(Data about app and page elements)
———
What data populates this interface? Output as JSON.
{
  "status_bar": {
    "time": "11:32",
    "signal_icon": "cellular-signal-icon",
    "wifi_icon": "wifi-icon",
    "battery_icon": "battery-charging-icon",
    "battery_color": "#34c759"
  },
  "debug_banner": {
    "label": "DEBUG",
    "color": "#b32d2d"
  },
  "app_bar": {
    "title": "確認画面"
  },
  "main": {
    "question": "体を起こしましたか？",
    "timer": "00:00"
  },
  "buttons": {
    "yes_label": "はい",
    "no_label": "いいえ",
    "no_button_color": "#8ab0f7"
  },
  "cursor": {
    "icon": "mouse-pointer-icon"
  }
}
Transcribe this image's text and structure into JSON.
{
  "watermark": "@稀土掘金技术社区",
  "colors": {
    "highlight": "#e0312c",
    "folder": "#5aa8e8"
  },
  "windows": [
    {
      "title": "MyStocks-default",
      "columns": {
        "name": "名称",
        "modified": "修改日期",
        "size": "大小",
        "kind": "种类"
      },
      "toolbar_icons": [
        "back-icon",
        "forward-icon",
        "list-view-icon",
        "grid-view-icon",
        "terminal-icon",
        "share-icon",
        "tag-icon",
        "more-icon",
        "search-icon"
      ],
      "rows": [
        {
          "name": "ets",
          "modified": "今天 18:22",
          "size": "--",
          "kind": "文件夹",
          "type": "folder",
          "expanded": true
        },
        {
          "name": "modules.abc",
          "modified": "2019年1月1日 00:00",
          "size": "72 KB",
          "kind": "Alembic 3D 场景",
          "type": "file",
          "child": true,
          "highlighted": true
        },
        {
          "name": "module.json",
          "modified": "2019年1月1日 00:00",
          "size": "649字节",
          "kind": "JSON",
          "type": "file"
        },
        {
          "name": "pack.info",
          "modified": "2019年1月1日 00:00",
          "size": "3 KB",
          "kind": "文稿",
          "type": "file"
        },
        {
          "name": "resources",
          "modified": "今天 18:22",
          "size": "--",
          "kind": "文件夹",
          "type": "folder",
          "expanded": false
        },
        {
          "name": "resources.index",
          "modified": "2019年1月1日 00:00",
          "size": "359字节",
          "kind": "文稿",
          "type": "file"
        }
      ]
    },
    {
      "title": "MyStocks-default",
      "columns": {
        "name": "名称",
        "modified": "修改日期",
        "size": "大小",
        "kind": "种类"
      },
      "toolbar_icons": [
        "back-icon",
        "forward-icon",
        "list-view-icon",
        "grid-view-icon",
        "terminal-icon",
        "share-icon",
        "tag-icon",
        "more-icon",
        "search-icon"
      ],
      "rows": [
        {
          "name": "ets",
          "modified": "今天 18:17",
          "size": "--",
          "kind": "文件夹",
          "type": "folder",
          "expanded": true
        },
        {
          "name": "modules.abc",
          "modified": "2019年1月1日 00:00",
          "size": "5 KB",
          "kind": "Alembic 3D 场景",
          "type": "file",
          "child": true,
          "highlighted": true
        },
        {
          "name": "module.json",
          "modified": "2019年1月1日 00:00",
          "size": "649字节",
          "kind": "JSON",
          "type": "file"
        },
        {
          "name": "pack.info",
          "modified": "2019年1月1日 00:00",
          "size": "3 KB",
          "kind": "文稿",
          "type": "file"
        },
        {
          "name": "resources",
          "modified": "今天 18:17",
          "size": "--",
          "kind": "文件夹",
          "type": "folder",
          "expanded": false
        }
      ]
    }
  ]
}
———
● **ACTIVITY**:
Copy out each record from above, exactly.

● **RESULT**:
What data populates this interface? Output as JSON.
{
  "status_bar": {
    "time": "11:32",
    "signal_icon": "cellular-signal-icon",
    "wifi_icon": "wifi-icon",
    "battery_icon": "battery-charging-icon",
    "battery_color": "#34c759"
  },
  "debug_banner": {
    "label": "DEBUG",
    "color": "#b32d2d"
  },
  "app_bar": {
    "title": "確認画面"
  },
  "main": {
    "question": "体を起こしましたか？",
    "timer": "00:00"
  },
  "buttons": {
    "yes_label": "はい",
    "no_label": "いいえ",
    "no_button_color": "#8ab0f7"
  },
  "cursor": {
    "icon": "mouse-pointer-icon"
  }
}
Transcribe this image's text and structure into JSON.
{
  "watermark": "@稀土掘金技术社区",
  "colors": {
    "highlight": "#e0312c",
    "folder": "#5aa8e8"
  },
  "windows": [
    {
      "title": "MyStocks-default",
      "columns": {
        "name": "名称",
        "modified": "修改日期",
        "size": "大小",
        "kind": "种类"
      },
      "toolbar_icons": [
        "back-icon",
        "forward-icon",
        "list-view-icon",
        "grid-view-icon",
        "terminal-icon",
        "share-icon",
        "tag-icon",
        "more-icon",
        "search-icon"
      ],
      "rows": [
        {
          "name": "ets",
          "modified": "今天 18:22",
          "size": "--",
          "kind": "文件夹",
          "type": "folder",
          "expanded": true
        },
        {
          "name": "modules.abc",
          "modified": "2019年1月1日 00:00",
          "size": "72 KB",
          "kind": "Alembic 3D 场景",
          "type": "file",
          "child": true,
          "highlighted": true
        },
        {
          "name": "module.json",
          "modified": "2019年1月1日 00:00",
          "size": "649字节",
          "kind": "JSON",
          "type": "file"
        },
        {
          "name": "pack.info",
          "modified": "2019年1月1日 00:00",
          "size": "3 KB",
          "kind": "文稿",
          "type": "file"
        },
        {
          "name": "resources",
          "modified": "今天 18:22",
          "size": "--",
          "kind": "文件夹",
          "type": "folder",
          "expanded": false
        },
        {
          "name": "resources.index",
          "modified": "2019年1月1日 00:00",
          "size": "359字节",
          "kind": "文稿",
          "type": "file"
        }
      ]
    },
    {
      "title": "MyStocks-default",
      "columns": {
        "name": "名称",
        "modified": "修改日期",
        "size": "大小",
        "kind": "种类"
      },
      "toolbar_icons": [
        "back-icon",
        "forward-icon",
        "list-view-icon",
        "grid-view-icon",
        "terminal-icon",
        "share-icon",
        "tag-icon",
        "more-icon",
        "search-icon"
      ],
      "rows": [
        {
          "name": "ets",
          "modified": "今天 18:17",
          "size": "--",
          "kind": "文件夹",
          "type": "folder",
          "expanded": true
        },
        {
          "name": "modules.abc",
          "modified": "2019年1月1日 00:00",
          "size": "5 KB",
          "kind": "Alembic 3D 场景",
          "type": "file",
          "child": true,
          "highlighted": true
        },
        {
          "name": "module.json",
          "modified": "2019年1月1日 00:00",
          "size": "649字节",
          "kind": "JSON",
          "type": "file"
        },
        {
          "name": "pack.info",
          "modified": "2019年1月1日 00:00",
          "size": "3 KB",
          "kind": "文稿",
          "type": "file"
        },
        {
          "name": "resources",
          "modified": "今天 18:17",
          "size": "--",
          "kind": "文件夹",
          "type": "folder",
          "expanded": false
        }
      ]
    }
  ]
}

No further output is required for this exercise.